Pancreatic Cancer Unspoken Survivors
The survivors of pancreatic cancer are most often those left behind when a loved one passes. When I reached out to Lou’s Lady here is what she offered:
“I guess I would say do your research, get second opinions or third. Utilize clinical trials as they really do prolong life. But weigh the pros and cons when it gets towards the end as sometimes keeping someone alive longer isn’t more important than spending quality time. Go on vacation or do things that are important to you and your family. See people and make memories when you can. But don’t be afraid of offending people by setting boundaries of what the patient and caregiver can manage. Enjoy the time you are given and say everything you need to say. That goes both ways. The time you are given goes by quickly.”
Pancreatic Cancer Means Saying Goodbye
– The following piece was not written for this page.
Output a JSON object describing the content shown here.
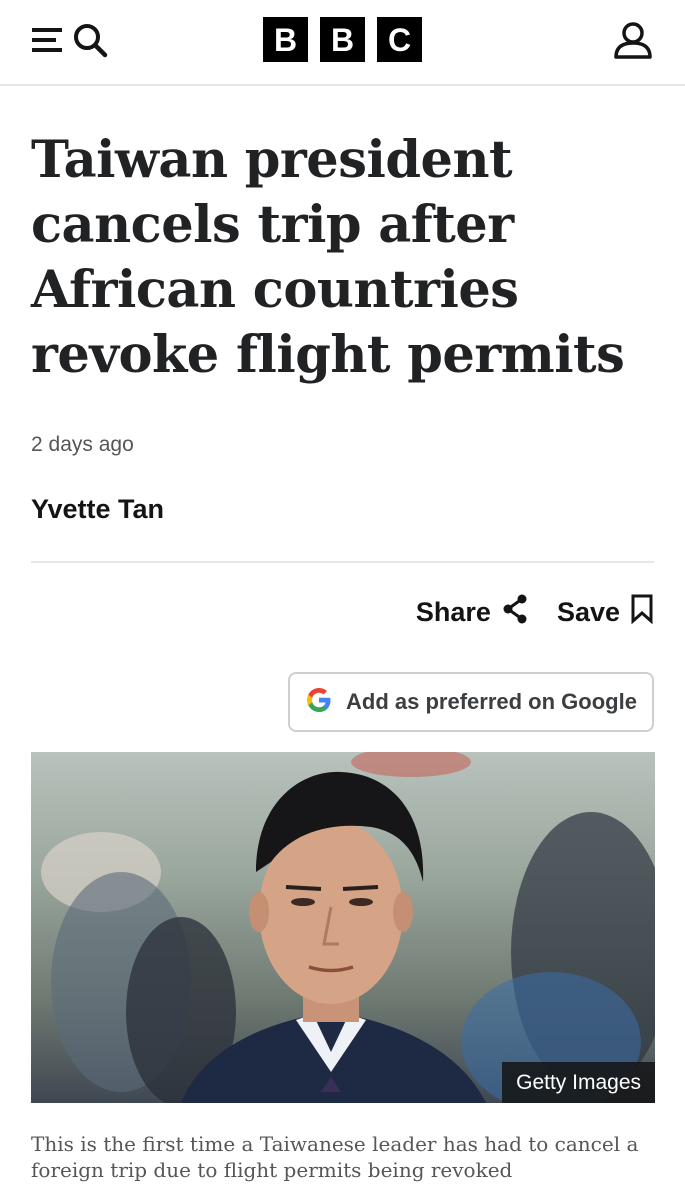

For my part, I have to add that one of my greatest regrets is not getting back to Colorado in time. Our family did eventually make our way back to Georgia. Our daughter is a Chargie with POTS and life seems complicated for us sometimes. A combination of our difficulty accepting the truth and the complications of leaving behind a chronically ill teenager for a trip out of state had us wait until it was literally too late. By the time we landed in Colorado, Lou was actively dying.
It had been suggested to us maybe we wait until the funeral. Two trips was not feasible for us. Given the chance again, I still would have chosen to try to make it in time to see him alive. Still, getting on that plane to come home without seeing him was one of the saddest days of my life. I will always regret that we never got to tell him how much his friendship meant to our family. Within a few days we got the message he was gone. Because of the amazing man he was his legacy still lives on in innumerable ways. He will always missed.
About the Author
TJ Madden has been a regular volunteer with The Unchargeables community wearing many different hats. She is a Caregiver for a Chargie with Dysautonomia. You can find her on Instagram sharing her life as a reader, writer, teacher, baker, chicken soup maker, and fighter for all things healthier, stronger, kinder and better than yesterday here.